> [WORK REQUEST]
Exact copies of all the records are to be output.

Dataset items

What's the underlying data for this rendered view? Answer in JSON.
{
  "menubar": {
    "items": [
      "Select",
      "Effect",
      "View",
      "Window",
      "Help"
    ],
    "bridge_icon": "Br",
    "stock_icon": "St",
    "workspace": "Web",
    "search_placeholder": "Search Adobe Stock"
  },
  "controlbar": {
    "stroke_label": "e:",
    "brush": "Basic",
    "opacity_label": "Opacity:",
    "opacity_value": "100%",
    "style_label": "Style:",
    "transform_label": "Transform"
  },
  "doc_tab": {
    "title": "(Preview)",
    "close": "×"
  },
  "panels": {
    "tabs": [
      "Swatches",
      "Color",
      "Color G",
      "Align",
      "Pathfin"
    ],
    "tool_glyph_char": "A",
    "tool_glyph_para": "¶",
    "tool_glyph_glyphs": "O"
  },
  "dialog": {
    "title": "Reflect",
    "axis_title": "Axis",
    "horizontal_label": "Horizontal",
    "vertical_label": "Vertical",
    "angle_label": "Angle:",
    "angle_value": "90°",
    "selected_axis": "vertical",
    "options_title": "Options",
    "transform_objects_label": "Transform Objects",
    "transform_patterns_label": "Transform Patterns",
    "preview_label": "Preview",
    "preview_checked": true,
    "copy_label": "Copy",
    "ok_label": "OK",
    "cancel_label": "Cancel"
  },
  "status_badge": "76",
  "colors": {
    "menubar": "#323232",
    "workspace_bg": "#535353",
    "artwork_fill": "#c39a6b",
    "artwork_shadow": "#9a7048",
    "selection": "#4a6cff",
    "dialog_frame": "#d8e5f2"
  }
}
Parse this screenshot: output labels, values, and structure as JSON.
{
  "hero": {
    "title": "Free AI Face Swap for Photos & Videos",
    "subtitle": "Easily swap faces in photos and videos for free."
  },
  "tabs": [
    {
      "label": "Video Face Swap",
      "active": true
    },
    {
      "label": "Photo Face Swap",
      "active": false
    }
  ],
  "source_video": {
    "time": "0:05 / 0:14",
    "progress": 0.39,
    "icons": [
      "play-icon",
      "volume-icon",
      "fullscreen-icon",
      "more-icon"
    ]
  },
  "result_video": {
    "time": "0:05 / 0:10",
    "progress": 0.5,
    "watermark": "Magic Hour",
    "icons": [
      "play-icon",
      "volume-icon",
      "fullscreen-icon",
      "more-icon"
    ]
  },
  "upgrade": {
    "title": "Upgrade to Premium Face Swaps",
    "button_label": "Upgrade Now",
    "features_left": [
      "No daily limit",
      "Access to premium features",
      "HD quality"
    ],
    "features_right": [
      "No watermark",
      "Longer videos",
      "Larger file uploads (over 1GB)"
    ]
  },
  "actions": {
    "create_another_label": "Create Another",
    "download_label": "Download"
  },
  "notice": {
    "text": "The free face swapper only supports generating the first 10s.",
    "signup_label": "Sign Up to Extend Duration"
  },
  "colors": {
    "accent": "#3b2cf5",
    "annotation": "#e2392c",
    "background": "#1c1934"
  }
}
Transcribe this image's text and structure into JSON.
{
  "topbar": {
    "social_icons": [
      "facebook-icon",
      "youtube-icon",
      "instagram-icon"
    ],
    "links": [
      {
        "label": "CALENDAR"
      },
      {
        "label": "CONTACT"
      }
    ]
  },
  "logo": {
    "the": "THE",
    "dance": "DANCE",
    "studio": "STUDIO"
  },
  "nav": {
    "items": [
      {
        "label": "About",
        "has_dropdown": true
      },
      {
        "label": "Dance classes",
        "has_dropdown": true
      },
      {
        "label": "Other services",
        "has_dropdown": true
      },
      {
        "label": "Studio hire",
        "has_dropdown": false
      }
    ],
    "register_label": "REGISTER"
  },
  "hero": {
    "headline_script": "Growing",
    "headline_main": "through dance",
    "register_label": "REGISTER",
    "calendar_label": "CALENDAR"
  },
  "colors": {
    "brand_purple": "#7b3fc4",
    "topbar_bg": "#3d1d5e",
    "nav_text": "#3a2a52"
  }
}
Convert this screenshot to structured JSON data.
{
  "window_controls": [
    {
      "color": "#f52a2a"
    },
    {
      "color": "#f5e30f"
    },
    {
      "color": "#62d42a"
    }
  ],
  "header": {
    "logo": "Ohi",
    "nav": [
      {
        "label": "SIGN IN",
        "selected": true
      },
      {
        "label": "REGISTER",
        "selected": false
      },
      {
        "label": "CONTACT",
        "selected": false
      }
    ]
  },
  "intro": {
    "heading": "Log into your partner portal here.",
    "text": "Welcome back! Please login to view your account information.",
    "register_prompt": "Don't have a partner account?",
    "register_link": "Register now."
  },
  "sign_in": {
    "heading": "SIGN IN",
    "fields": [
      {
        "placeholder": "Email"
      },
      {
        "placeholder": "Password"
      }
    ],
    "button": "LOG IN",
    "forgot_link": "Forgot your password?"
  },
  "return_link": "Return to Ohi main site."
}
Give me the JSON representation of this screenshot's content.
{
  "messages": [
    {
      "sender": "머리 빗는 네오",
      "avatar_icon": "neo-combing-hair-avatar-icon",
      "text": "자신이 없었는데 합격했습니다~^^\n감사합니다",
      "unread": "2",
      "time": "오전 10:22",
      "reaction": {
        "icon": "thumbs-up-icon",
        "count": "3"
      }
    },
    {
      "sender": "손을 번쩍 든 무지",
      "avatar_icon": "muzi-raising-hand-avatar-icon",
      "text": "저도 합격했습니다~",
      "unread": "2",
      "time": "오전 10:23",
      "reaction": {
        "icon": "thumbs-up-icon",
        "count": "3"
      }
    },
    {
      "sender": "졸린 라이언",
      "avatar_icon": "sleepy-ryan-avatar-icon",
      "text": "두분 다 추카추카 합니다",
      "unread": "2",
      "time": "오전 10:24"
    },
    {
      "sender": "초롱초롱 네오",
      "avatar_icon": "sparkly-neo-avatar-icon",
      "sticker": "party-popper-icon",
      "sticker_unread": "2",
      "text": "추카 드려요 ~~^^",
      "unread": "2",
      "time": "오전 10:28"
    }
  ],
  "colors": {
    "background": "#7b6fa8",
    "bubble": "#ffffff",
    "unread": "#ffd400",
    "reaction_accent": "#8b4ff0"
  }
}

> [REPLY TO THE EXERCISE]
What's the underlying data for this rendered view? Answer in JSON.
{
  "menubar": {
    "items": [
      "Select",
      "Effect",
      "View",
      "Window",
      "Help"
    ],
    "bridge_icon": "Br",
    "stock_icon": "St",
    "workspace": "Web",
    "search_placeholder": "Search Adobe Stock"
  },
  "controlbar": {
    "stroke_label": "e:",
    "brush": "Basic",
    "opacity_label": "Opacity:",
    "opacity_value": "100%",
    "style_label": "Style:",
    "transform_label": "Transform"
  },
  "doc_tab": {
    "title": "(Preview)",
    "close": "×"
  },
  "panels": {
    "tabs": [
      "Swatches",
      "Color",
      "Color G",
      "Align",
      "Pathfin"
    ],
    "tool_glyph_char": "A",
    "tool_glyph_para": "¶",
    "tool_glyph_glyphs": "O"
  },
  "dialog": {
    "title": "Reflect",
    "axis_title": "Axis",
    "horizontal_label": "Horizontal",
    "vertical_label": "Vertical",
    "angle_label": "Angle:",
    "angle_value": "90°",
    "selected_axis": "vertical",
    "options_title": "Options",
    "transform_objects_label": "Transform Objects",
    "transform_patterns_label": "Transform Patterns",
    "preview_label": "Preview",
    "preview_checked": true,
    "copy_label": "Copy",
    "ok_label": "OK",
    "cancel_label": "Cancel"
  },
  "status_badge": "76",
  "colors": {
    "menubar": "#323232",
    "workspace_bg": "#535353",
    "artwork_fill": "#c39a6b",
    "artwork_shadow": "#9a7048",
    "selection": "#4a6cff",
    "dialog_frame": "#d8e5f2"
  }
}
Parse this screenshot: output labels, values, and structure as JSON.
{
  "hero": {
    "title": "Free AI Face Swap for Photos & Videos",
    "subtitle": "Easily swap faces in photos and videos for free."
  },
  "tabs": [
    {
      "label": "Video Face Swap",
      "active": true
    },
    {
      "label": "Photo Face Swap",
      "active": false
    }
  ],
  "source_video": {
    "time": "0:05 / 0:14",
    "progress": 0.39,
    "icons": [
      "play-icon",
      "volume-icon",
      "fullscreen-icon",
      "more-icon"
    ]
  },
  "result_video": {
    "time": "0:05 / 0:10",
    "progress": 0.5,
    "watermark": "Magic Hour",
    "icons": [
      "play-icon",
      "volume-icon",
      "fullscreen-icon",
      "more-icon"
    ]
  },
  "upgrade": {
    "title": "Upgrade to Premium Face Swaps",
    "button_label": "Upgrade Now",
    "features_left": [
      "No daily limit",
      "Access to premium features",
      "HD quality"
    ],
    "features_right": [
      "No watermark",
      "Longer videos",
      "Larger file uploads (over 1GB)"
    ]
  },
  "actions": {
    "create_another_label": "Create Another",
    "download_label": "Download"
  },
  "notice": {
    "text": "The free face swapper only supports generating the first 10s.",
    "signup_label": "Sign Up to Extend Duration"
  },
  "colors": {
    "accent": "#3b2cf5",
    "annotation": "#e2392c",
    "background": "#1c1934"
  }
}
Transcribe this image's text and structure into JSON.
{
  "topbar": {
    "social_icons": [
      "facebook-icon",
      "youtube-icon",
      "instagram-icon"
    ],
    "links": [
      {
        "label": "CALENDAR"
      },
      {
        "label": "CONTACT"
      }
    ]
  },
  "logo": {
    "the": "THE",
    "dance": "DANCE",
    "studio": "STUDIO"
  },
  "nav": {
    "items": [
      {
        "label": "About",
        "has_dropdown": true
      },
      {
        "label": "Dance classes",
        "has_dropdown": true
      },
      {
        "label": "Other services",
        "has_dropdown": true
      },
      {
        "label": "Studio hire",
        "has_dropdown": false
      }
    ],
    "register_label": "REGISTER"
  },
  "hero": {
    "headline_script": "Growing",
    "headline_main": "through dance",
    "register_label": "REGISTER",
    "calendar_label": "CALENDAR"
  },
  "colors": {
    "brand_purple": "#7b3fc4",
    "topbar_bg": "#3d1d5e",
    "nav_text": "#3a2a52"
  }
}
Convert this screenshot to structured JSON data.
{
  "window_controls": [
    {
      "color": "#f52a2a"
    },
    {
      "color": "#f5e30f"
    },
    {
      "color": "#62d42a"
    }
  ],
  "header": {
    "logo": "Ohi",
    "nav": [
      {
        "label": "SIGN IN",
        "selected": true
      },
      {
        "label": "REGISTER",
        "selected": false
      },
      {
        "label": "CONTACT",
        "selected": false
      }
    ]
  },
  "intro": {
    "heading": "Log into your partner portal here.",
    "text": "Welcome back! Please login to view your account information.",
    "register_prompt": "Don't have a partner account?",
    "register_link": "Register now."
  },
  "sign_in": {
    "heading": "SIGN IN",
    "fields": [
      {
        "placeholder": "Email"
      },
      {
        "placeholder": "Password"
      }
    ],
    "button": "LOG IN",
    "forgot_link": "Forgot your password?"
  },
  "return_link": "Return to Ohi main site."
}
Give me the JSON representation of this screenshot's content.
{
  "messages": [
    {
      "sender": "머리 빗는 네오",
      "avatar_icon": "neo-combing-hair-avatar-icon",
      "text": "자신이 없었는데 합격했습니다~^^\n감사합니다",
      "unread": "2",
      "time": "오전 10:22",
      "reaction": {
        "icon": "thumbs-up-icon",
        "count": "3"
      }
    },
    {
      "sender": "손을 번쩍 든 무지",
      "avatar_icon": "muzi-raising-hand-avatar-icon",
      "text": "저도 합격했습니다~",
      "unread": "2",
      "time": "오전 10:23",
      "reaction": {
        "icon": "thumbs-up-icon",
        "count": "3"
      }
    },
    {
      "sender": "졸린 라이언",
      "avatar_icon": "sleepy-ryan-avatar-icon",
      "text": "두분 다 추카추카 합니다",
      "unread": "2",
      "time": "오전 10:24"
    },
    {
      "sender": "초롱초롱 네오",
      "avatar_icon": "sparkly-neo-avatar-icon",
      "sticker": "party-popper-icon",
      "sticker_unread": "2",
      "text": "추카 드려요 ~~^^",
      "unread": "2",
      "time": "오전 10:28"
    }
  ],
  "colors": {
    "background": "#7b6fa8",
    "bubble": "#ffffff",
    "unread": "#ffd400",
    "reaction_accent": "#8b4ff0"
  }
}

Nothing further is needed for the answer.